Jim's father wants to marry Eugenia, but her sister Netta refuses to allow it. When Jim sees Ann at a club, he falls for her even though she is with Lord Priory. He meets her the next day ... See full summary »
Robert Z. Leonard
In a hopeful effort to evade gangster Legs Caffey, chorus girl Letty Morris hops a bus in New York bound for Los Angeles--with Legs close on her heels. Along the way the bus picks up ... See full summary »
Stella and Victor meet in Europe, fall deeply in love, and marry soon thereafter. Then they sail back to the States to meet Victor's family, and the honeymoon is over: Victor's family, ... See full summary »
Edward H. Griffith
Louise Closser Hale
Haines plays the role of a festive British nobleman, for whom a marriage has been arranged by his relatives. He goes to a European Summer resort and poses as a gigolo to meet the girl ... See full summary »
C. Aubrey Smith
New Moon is the name of the ship crossing the Caspian Sea. A young Lt. Petroff meets the Princess Tanya and they have a ship board romance. Upon arriving at the port of Krasnov, Petroff ... See full summary »
Englishman and family black sheep travels the world working odd jobs while dreaming of being a playwright. He meets an admiral's daughter and they fall in love, but he's poor and she's engaged to a blustery aristocrat who thinks only of hunting. Will true love prevail? Written by
It's very stagy. Clearly, it was a play. Though opened up, with flashbacks and scenes on lakes, it is like a play -- and a very stodgy one, at that. Indeed, it's like what we imagine the Robert Montgomery character's play would be, based on the few lines we hear.
Montgomery is supposed to be English. His American accent is explained by his going to Canada and then South Africa -- if one views that as an explanation. Madge Evans was a charming performer but one wouldn't know that from her performance here. Beryl Mercer comes through well, as Montgomery's mother. And Roland Young, in a minor role, is good. Was he ever not good? The problem with this is that it's hard to believe the trajectory of Montgomery's life as it's portrayed. It's hard to believe he suddenly became a fine playwright. And it's quite difficult indeed to care about the romance between him and Evans. When many people think of early sound movies, they think of grandiose fluff like this. And that's a shame, since there are so many gems to be mined.
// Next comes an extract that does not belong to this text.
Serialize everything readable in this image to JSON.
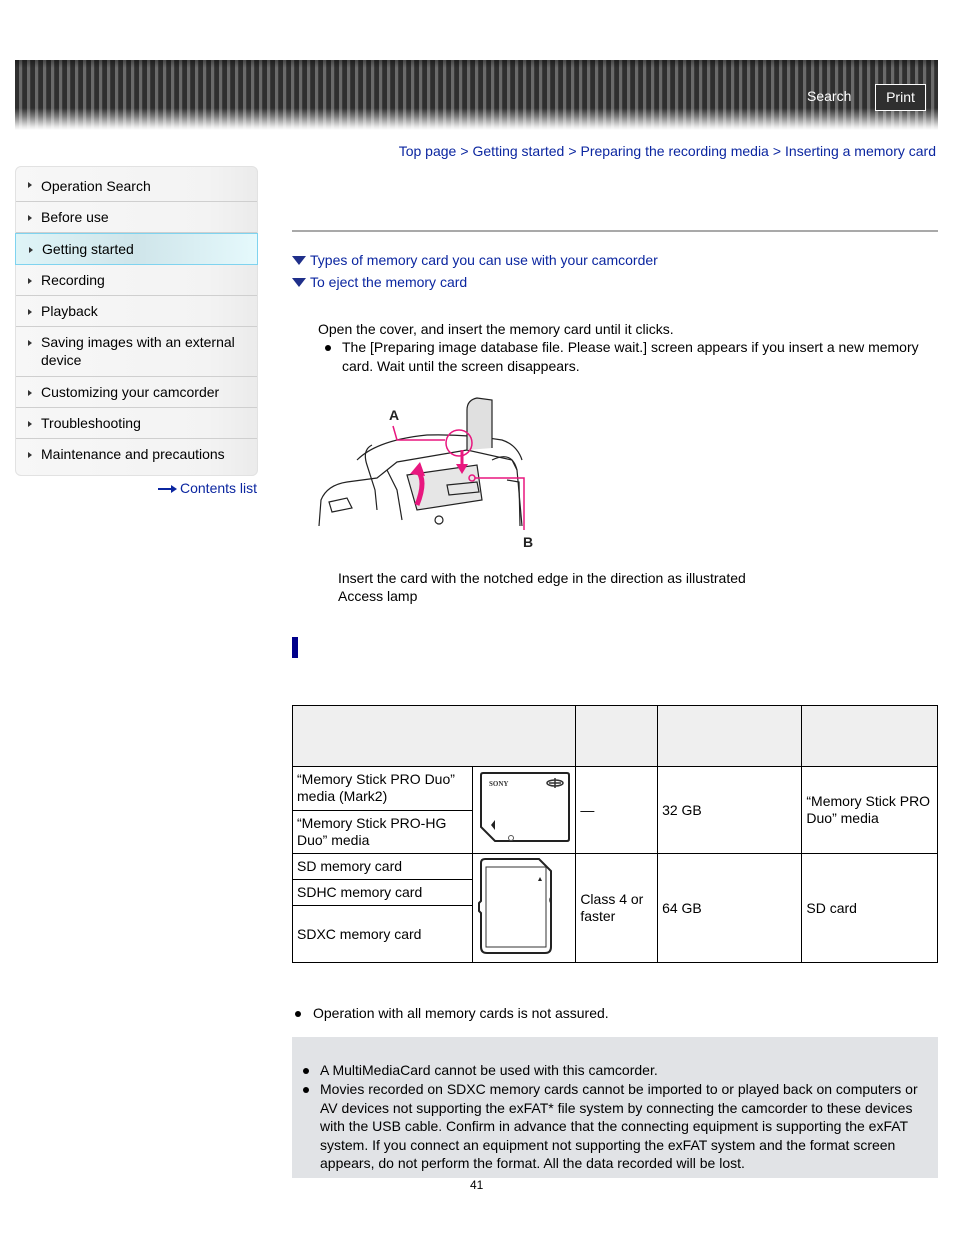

3 of 15 people found this review helpful.
Was this review helpful to you?